Aim of the exercise: Write every entry out again exactly, please, and skip the pictures.

Provided data:

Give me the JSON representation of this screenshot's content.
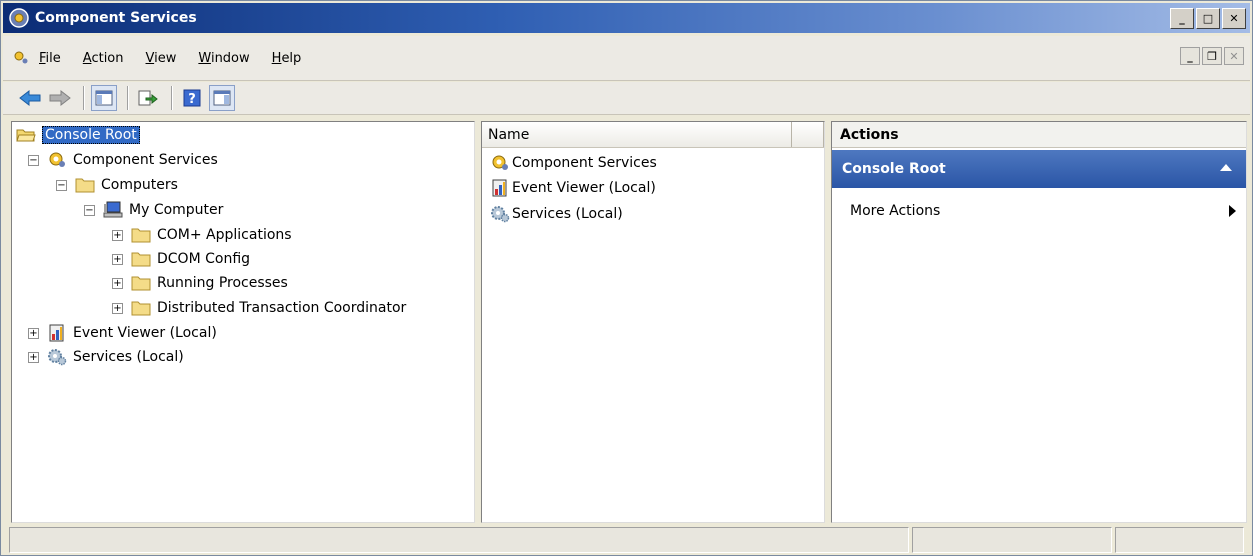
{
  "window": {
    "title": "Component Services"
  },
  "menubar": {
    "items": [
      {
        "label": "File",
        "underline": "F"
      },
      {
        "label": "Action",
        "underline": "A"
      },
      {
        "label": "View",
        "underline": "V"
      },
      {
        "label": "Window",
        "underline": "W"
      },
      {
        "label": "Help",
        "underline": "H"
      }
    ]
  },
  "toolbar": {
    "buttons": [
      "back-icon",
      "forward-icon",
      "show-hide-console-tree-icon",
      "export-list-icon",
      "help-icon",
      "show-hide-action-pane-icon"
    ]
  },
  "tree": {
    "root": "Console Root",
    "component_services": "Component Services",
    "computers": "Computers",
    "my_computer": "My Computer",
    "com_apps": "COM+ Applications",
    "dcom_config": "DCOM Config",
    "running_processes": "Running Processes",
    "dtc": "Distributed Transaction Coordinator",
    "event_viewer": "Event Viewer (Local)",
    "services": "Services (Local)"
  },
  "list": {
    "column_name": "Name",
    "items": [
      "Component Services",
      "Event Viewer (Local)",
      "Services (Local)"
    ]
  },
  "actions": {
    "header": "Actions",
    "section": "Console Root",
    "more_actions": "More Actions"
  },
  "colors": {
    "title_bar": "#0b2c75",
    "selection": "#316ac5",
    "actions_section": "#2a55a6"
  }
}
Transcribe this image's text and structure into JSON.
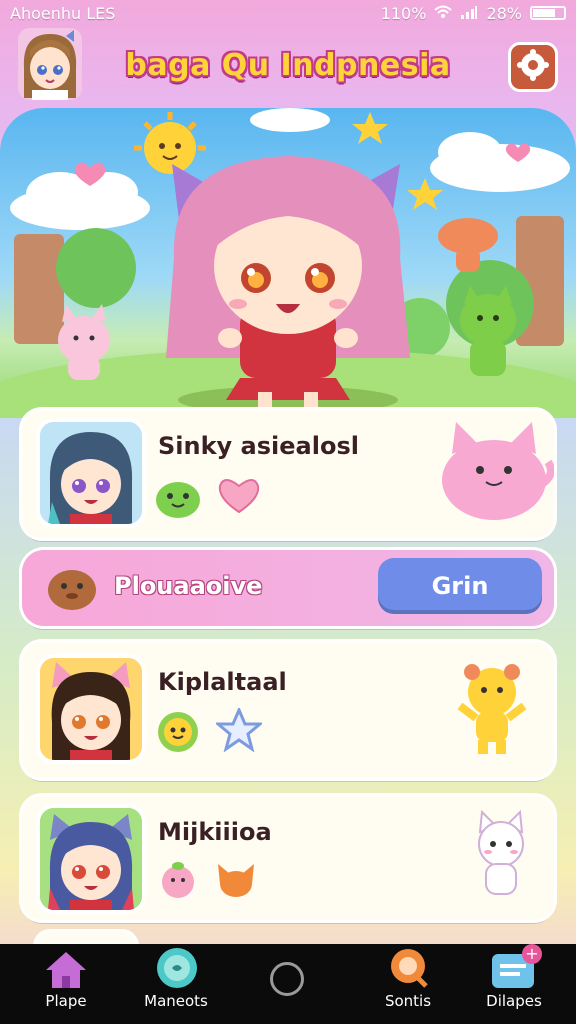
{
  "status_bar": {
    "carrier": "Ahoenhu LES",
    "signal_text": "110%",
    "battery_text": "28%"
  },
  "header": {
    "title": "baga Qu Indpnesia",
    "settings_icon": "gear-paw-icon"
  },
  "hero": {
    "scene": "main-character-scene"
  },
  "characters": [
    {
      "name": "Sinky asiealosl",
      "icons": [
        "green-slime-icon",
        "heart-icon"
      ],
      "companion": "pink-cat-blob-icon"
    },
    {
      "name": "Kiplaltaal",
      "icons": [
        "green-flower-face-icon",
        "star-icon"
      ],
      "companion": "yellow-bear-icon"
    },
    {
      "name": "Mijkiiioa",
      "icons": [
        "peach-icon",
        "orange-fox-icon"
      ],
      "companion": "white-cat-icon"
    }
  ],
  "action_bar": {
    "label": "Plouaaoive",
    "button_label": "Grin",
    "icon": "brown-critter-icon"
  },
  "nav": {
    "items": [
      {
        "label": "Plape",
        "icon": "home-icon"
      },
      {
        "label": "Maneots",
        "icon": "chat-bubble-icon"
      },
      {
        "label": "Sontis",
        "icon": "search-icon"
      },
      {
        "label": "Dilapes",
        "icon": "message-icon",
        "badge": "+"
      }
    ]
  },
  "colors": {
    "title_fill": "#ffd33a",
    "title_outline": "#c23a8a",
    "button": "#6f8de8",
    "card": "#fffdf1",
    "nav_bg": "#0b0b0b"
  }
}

Response to the exercise:
Give me the JSON representation of this screenshot's content.
{
  "window": {
    "title": "Component Services"
  },
  "menubar": {
    "items": [
      {
        "label": "File",
        "underline": "F"
      },
      {
        "label": "Action",
        "underline": "A"
      },
      {
        "label": "View",
        "underline": "V"
      },
      {
        "label": "Window",
        "underline": "W"
      },
      {
        "label": "Help",
        "underline": "H"
      }
    ]
  },
  "toolbar": {
    "buttons": [
      "back-icon",
      "forward-icon",
      "show-hide-console-tree-icon",
      "export-list-icon",
      "help-icon",
      "show-hide-action-pane-icon"
    ]
  },
  "tree": {
    "root": "Console Root",
    "component_services": "Component Services",
    "computers": "Computers",
    "my_computer": "My Computer",
    "com_apps": "COM+ Applications",
    "dcom_config": "DCOM Config",
    "running_processes": "Running Processes",
    "dtc": "Distributed Transaction Coordinator",
    "event_viewer": "Event Viewer (Local)",
    "services": "Services (Local)"
  },
  "list": {
    "column_name": "Name",
    "items": [
      "Component Services",
      "Event Viewer (Local)",
      "Services (Local)"
    ]
  },
  "actions": {
    "header": "Actions",
    "section": "Console Root",
    "more_actions": "More Actions"
  },
  "colors": {
    "title_bar": "#0b2c75",
    "selection": "#316ac5",
    "actions_section": "#2a55a6"
  }
}
Transcribe this image's text and structure into JSON.
{
  "status_bar": {
    "carrier": "Ahoenhu LES",
    "signal_text": "110%",
    "battery_text": "28%"
  },
  "header": {
    "title": "baga Qu Indpnesia",
    "settings_icon": "gear-paw-icon"
  },
  "hero": {
    "scene": "main-character-scene"
  },
  "characters": [
    {
      "name": "Sinky asiealosl",
      "icons": [
        "green-slime-icon",
        "heart-icon"
      ],
      "companion": "pink-cat-blob-icon"
    },
    {
      "name": "Kiplaltaal",
      "icons": [
        "green-flower-face-icon",
        "star-icon"
      ],
      "companion": "yellow-bear-icon"
    },
    {
      "name": "Mijkiiioa",
      "icons": [
        "peach-icon",
        "orange-fox-icon"
      ],
      "companion": "white-cat-icon"
    }
  ],
  "action_bar": {
    "label": "Plouaaoive",
    "button_label": "Grin",
    "icon": "brown-critter-icon"
  },
  "nav": {
    "items": [
      {
        "label": "Plape",
        "icon": "home-icon"
      },
      {
        "label": "Maneots",
        "icon": "chat-bubble-icon"
      },
      {
        "label": "Sontis",
        "icon": "search-icon"
      },
      {
        "label": "Dilapes",
        "icon": "message-icon",
        "badge": "+"
      }
    ]
  },
  "colors": {
    "title_fill": "#ffd33a",
    "title_outline": "#c23a8a",
    "button": "#6f8de8",
    "card": "#fffdf1",
    "nav_bg": "#0b0b0b"
  }
}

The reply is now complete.